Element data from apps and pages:
——

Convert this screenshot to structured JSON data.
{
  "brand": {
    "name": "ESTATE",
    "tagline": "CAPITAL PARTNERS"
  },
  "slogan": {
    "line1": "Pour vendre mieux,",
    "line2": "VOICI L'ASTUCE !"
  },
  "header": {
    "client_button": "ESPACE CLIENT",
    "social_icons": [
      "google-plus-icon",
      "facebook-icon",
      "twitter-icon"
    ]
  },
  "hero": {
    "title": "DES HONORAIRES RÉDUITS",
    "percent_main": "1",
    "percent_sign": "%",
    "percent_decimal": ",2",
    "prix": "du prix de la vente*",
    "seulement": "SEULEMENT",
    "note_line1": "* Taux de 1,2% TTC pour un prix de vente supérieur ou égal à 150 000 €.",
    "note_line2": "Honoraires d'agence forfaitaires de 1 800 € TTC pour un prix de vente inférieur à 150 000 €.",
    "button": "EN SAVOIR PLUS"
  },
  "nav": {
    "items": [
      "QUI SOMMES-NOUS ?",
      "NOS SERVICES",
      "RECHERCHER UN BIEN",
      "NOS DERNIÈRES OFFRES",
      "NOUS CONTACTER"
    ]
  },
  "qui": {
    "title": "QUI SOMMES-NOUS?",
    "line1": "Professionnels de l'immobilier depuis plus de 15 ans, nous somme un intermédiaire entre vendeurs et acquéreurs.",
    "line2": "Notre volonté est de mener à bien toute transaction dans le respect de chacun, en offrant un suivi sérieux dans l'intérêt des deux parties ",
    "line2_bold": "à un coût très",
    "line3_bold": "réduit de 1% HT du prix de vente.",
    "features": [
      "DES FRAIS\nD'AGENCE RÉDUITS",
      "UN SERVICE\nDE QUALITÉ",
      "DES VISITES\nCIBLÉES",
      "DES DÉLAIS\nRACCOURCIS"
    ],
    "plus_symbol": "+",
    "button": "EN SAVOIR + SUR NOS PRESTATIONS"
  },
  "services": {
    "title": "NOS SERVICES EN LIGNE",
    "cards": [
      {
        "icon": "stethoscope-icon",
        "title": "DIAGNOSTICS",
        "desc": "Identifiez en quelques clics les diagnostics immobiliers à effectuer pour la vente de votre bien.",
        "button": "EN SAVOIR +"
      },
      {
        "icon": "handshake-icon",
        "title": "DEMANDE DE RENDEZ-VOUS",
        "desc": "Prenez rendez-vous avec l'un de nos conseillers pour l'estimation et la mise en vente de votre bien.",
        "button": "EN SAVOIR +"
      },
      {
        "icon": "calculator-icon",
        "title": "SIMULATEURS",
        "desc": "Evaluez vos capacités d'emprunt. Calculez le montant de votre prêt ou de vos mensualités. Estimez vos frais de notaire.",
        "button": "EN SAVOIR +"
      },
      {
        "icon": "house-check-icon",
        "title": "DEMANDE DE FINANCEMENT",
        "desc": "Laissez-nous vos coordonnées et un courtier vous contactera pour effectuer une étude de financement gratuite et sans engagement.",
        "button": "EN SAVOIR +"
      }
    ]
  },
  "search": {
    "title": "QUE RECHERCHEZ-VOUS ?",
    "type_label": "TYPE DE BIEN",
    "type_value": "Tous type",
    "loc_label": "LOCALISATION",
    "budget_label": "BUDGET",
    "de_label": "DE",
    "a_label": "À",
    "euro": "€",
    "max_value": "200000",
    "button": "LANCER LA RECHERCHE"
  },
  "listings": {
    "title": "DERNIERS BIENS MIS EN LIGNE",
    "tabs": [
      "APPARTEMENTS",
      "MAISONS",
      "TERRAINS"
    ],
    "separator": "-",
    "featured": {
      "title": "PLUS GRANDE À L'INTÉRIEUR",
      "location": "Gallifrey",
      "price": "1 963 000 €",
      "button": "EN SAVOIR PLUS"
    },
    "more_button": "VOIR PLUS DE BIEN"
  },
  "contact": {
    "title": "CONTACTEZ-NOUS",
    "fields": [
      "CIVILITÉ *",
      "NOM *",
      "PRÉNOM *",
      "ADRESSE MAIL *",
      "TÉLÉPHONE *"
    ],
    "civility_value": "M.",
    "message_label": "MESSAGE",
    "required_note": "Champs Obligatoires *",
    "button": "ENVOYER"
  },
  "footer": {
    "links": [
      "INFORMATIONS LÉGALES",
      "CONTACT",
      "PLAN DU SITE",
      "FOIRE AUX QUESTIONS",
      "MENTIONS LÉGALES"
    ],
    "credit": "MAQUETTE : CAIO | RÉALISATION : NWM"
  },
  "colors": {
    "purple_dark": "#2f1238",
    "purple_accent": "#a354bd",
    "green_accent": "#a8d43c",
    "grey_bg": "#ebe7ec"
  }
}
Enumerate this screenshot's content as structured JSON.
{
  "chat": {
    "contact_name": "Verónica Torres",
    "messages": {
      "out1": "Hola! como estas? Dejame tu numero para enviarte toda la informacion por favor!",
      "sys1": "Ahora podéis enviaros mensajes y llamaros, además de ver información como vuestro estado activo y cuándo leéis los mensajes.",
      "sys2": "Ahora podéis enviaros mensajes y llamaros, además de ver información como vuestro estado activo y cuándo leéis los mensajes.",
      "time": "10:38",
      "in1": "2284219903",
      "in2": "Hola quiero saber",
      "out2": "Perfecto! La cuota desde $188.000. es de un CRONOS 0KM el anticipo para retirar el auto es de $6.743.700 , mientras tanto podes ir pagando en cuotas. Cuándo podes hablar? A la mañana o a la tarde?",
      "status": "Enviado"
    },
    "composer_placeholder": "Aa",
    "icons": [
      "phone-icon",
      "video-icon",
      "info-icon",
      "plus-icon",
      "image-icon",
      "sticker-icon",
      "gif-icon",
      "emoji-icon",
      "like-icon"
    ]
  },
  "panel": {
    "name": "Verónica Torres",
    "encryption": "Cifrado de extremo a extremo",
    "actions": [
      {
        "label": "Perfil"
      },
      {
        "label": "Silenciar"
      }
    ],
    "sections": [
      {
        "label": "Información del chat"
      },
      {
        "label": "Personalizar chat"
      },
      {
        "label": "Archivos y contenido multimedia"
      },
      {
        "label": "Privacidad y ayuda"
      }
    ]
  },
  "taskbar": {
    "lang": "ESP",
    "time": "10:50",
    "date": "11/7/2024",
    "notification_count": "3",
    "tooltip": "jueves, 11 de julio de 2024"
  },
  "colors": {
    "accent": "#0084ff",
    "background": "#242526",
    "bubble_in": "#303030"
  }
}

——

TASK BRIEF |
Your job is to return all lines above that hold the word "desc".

OUTPUT FOR THIS TASK |
        "desc": "Identifiez en quelques clics les diagnostics immobiliers à effectuer pour la vente de votre bien.",
        "desc": "Prenez rendez-vous avec l'un de nos conseillers pour l'estimation et la mise en vente de votre bien.",
        "desc": "Evaluez vos capacités d'emprunt. Calculez le montant de votre prêt ou de vos mensualités. Estimez vos frais de notaire.",
        "desc": "Laissez-nous vos coordonnées et un courtier vous contactera pour effectuer une étude de financement gratuite et sans engagement.",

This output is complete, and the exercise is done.